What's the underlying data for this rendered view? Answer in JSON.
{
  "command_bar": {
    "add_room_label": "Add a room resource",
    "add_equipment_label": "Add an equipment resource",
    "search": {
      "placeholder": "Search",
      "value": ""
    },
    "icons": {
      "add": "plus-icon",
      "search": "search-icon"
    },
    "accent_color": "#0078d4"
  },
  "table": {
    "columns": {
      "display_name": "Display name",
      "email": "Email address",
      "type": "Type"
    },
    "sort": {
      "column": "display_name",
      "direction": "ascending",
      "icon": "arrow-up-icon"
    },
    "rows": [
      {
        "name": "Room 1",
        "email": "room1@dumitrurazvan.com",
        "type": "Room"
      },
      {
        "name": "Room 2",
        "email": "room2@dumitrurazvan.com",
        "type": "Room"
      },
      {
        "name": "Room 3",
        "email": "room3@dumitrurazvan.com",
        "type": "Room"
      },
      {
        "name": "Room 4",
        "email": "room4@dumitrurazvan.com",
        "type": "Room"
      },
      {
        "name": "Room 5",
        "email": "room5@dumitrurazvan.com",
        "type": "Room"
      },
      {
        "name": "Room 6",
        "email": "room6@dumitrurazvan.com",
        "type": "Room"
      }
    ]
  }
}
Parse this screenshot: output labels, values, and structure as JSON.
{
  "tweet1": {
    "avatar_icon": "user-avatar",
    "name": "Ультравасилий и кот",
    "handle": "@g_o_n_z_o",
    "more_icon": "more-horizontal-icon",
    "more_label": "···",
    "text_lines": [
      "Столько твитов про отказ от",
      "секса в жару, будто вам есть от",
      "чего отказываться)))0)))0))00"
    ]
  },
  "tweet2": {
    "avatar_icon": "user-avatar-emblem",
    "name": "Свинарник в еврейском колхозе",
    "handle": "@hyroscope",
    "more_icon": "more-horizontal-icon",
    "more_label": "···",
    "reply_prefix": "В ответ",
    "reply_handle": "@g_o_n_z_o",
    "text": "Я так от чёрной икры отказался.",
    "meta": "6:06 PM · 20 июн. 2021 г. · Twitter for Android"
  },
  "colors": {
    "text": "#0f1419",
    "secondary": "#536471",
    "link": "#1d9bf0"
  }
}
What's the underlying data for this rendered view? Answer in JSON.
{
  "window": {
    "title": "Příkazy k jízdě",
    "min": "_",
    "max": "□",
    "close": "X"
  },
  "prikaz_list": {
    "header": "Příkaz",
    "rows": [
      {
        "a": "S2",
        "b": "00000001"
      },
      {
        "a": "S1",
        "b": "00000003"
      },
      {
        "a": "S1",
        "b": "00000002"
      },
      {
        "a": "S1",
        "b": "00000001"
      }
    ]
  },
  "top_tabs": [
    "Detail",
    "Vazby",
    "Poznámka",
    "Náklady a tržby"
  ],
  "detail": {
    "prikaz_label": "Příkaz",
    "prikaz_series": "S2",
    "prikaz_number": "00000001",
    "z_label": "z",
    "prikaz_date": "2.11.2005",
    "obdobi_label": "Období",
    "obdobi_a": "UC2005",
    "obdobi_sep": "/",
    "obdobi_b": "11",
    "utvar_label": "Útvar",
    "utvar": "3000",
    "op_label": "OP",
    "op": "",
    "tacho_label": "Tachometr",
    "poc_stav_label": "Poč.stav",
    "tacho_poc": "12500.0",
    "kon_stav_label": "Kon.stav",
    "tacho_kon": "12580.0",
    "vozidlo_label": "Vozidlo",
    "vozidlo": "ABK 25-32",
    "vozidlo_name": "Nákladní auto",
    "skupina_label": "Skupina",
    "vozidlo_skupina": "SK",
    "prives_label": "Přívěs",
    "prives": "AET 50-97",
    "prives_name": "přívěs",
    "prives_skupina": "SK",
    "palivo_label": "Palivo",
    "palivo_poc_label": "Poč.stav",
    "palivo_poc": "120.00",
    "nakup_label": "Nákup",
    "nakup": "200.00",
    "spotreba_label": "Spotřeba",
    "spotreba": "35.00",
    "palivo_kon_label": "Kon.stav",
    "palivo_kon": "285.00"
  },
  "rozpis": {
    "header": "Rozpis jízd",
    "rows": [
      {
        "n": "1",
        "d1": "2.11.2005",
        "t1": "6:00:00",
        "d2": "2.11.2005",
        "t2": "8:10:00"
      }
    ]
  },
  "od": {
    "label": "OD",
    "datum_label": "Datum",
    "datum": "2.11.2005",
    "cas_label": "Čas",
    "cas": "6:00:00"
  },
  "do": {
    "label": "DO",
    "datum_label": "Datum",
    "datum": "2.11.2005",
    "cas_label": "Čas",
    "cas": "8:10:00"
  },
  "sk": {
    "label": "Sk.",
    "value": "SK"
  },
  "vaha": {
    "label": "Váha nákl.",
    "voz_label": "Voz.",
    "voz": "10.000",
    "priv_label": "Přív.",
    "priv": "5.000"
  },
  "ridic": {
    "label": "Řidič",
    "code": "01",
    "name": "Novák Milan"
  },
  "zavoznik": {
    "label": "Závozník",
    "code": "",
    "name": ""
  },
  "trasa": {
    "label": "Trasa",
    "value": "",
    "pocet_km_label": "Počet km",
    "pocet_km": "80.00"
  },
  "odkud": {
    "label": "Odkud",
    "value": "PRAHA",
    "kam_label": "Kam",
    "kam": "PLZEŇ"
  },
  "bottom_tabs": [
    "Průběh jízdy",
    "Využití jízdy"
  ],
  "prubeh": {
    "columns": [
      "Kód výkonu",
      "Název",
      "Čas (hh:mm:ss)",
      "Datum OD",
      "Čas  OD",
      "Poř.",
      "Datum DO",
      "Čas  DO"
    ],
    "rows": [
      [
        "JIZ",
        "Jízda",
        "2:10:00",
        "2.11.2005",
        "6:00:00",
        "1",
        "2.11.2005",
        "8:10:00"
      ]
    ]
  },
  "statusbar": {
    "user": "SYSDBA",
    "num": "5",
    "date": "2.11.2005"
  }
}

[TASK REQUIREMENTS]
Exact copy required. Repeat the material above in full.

[YOUR RESPONSE]
What's the underlying data for this rendered view? Answer in JSON.
{
  "command_bar": {
    "add_room_label": "Add a room resource",
    "add_equipment_label": "Add an equipment resource",
    "search": {
      "placeholder": "Search",
      "value": ""
    },
    "icons": {
      "add": "plus-icon",
      "search": "search-icon"
    },
    "accent_color": "#0078d4"
  },
  "table": {
    "columns": {
      "display_name": "Display name",
      "email": "Email address",
      "type": "Type"
    },
    "sort": {
      "column": "display_name",
      "direction": "ascending",
      "icon": "arrow-up-icon"
    },
    "rows": [
      {
        "name": "Room 1",
        "email": "room1@dumitrurazvan.com",
        "type": "Room"
      },
      {
        "name": "Room 2",
        "email": "room2@dumitrurazvan.com",
        "type": "Room"
      },
      {
        "name": "Room 3",
        "email": "room3@dumitrurazvan.com",
        "type": "Room"
      },
      {
        "name": "Room 4",
        "email": "room4@dumitrurazvan.com",
        "type": "Room"
      },
      {
        "name": "Room 5",
        "email": "room5@dumitrurazvan.com",
        "type": "Room"
      },
      {
        "name": "Room 6",
        "email": "room6@dumitrurazvan.com",
        "type": "Room"
      }
    ]
  }
}
Parse this screenshot: output labels, values, and structure as JSON.
{
  "tweet1": {
    "avatar_icon": "user-avatar",
    "name": "Ультравасилий и кот",
    "handle": "@g_o_n_z_o",
    "more_icon": "more-horizontal-icon",
    "more_label": "···",
    "text_lines": [
      "Столько твитов про отказ от",
      "секса в жару, будто вам есть от",
      "чего отказываться)))0)))0))00"
    ]
  },
  "tweet2": {
    "avatar_icon": "user-avatar-emblem",
    "name": "Свинарник в еврейском колхозе",
    "handle": "@hyroscope",
    "more_icon": "more-horizontal-icon",
    "more_label": "···",
    "reply_prefix": "В ответ",
    "reply_handle": "@g_o_n_z_o",
    "text": "Я так от чёрной икры отказался.",
    "meta": "6:06 PM · 20 июн. 2021 г. · Twitter for Android"
  },
  "colors": {
    "text": "#0f1419",
    "secondary": "#536471",
    "link": "#1d9bf0"
  }
}
What's the underlying data for this rendered view? Answer in JSON.
{
  "window": {
    "title": "Příkazy k jízdě",
    "min": "_",
    "max": "□",
    "close": "X"
  },
  "prikaz_list": {
    "header": "Příkaz",
    "rows": [
      {
        "a": "S2",
        "b": "00000001"
      },
      {
        "a": "S1",
        "b": "00000003"
      },
      {
        "a": "S1",
        "b": "00000002"
      },
      {
        "a": "S1",
        "b": "00000001"
      }
    ]
  },
  "top_tabs": [
    "Detail",
    "Vazby",
    "Poznámka",
    "Náklady a tržby"
  ],
  "detail": {
    "prikaz_label": "Příkaz",
    "prikaz_series": "S2",
    "prikaz_number": "00000001",
    "z_label": "z",
    "prikaz_date": "2.11.2005",
    "obdobi_label": "Období",
    "obdobi_a": "UC2005",
    "obdobi_sep": "/",
    "obdobi_b": "11",
    "utvar_label": "Útvar",
    "utvar": "3000",
    "op_label": "OP",
    "op": "",
    "tacho_label": "Tachometr",
    "poc_stav_label": "Poč.stav",
    "tacho_poc": "12500.0",
    "kon_stav_label": "Kon.stav",
    "tacho_kon": "12580.0",
    "vozidlo_label": "Vozidlo",
    "vozidlo": "ABK 25-32",
    "vozidlo_name": "Nákladní auto",
    "skupina_label": "Skupina",
    "vozidlo_skupina": "SK",
    "prives_label": "Přívěs",
    "prives": "AET 50-97",
    "prives_name": "přívěs",
    "prives_skupina": "SK",
    "palivo_label": "Palivo",
    "palivo_poc_label": "Poč.stav",
    "palivo_poc": "120.00",
    "nakup_label": "Nákup",
    "nakup": "200.00",
    "spotreba_label": "Spotřeba",
    "spotreba": "35.00",
    "palivo_kon_label": "Kon.stav",
    "palivo_kon": "285.00"
  },
  "rozpis": {
    "header": "Rozpis jízd",
    "rows": [
      {
        "n": "1",
        "d1": "2.11.2005",
        "t1": "6:00:00",
        "d2": "2.11.2005",
        "t2": "8:10:00"
      }
    ]
  },
  "od": {
    "label": "OD",
    "datum_label": "Datum",
    "datum": "2.11.2005",
    "cas_label": "Čas",
    "cas": "6:00:00"
  },
  "do": {
    "label": "DO",
    "datum_label": "Datum",
    "datum": "2.11.2005",
    "cas_label": "Čas",
    "cas": "8:10:00"
  },
  "sk": {
    "label": "Sk.",
    "value": "SK"
  },
  "vaha": {
    "label": "Váha nákl.",
    "voz_label": "Voz.",
    "voz": "10.000",
    "priv_label": "Přív.",
    "priv": "5.000"
  },
  "ridic": {
    "label": "Řidič",
    "code": "01",
    "name": "Novák Milan"
  },
  "zavoznik": {
    "label": "Závozník",
    "code": "",
    "name": ""
  },
  "trasa": {
    "label": "Trasa",
    "value": "",
    "pocet_km_label": "Počet km",
    "pocet_km": "80.00"
  },
  "odkud": {
    "label": "Odkud",
    "value": "PRAHA",
    "kam_label": "Kam",
    "kam": "PLZEŇ"
  },
  "bottom_tabs": [
    "Průběh jízdy",
    "Využití jízdy"
  ],
  "prubeh": {
    "columns": [
      "Kód výkonu",
      "Název",
      "Čas (hh:mm:ss)",
      "Datum OD",
      "Čas  OD",
      "Poř.",
      "Datum DO",
      "Čas  DO"
    ],
    "rows": [
      [
        "JIZ",
        "Jízda",
        "2:10:00",
        "2.11.2005",
        "6:00:00",
        "1",
        "2.11.2005",
        "8:10:00"
      ]
    ]
  },
  "statusbar": {
    "user": "SYSDBA",
    "num": "5",
    "date": "2.11.2005"
  }
}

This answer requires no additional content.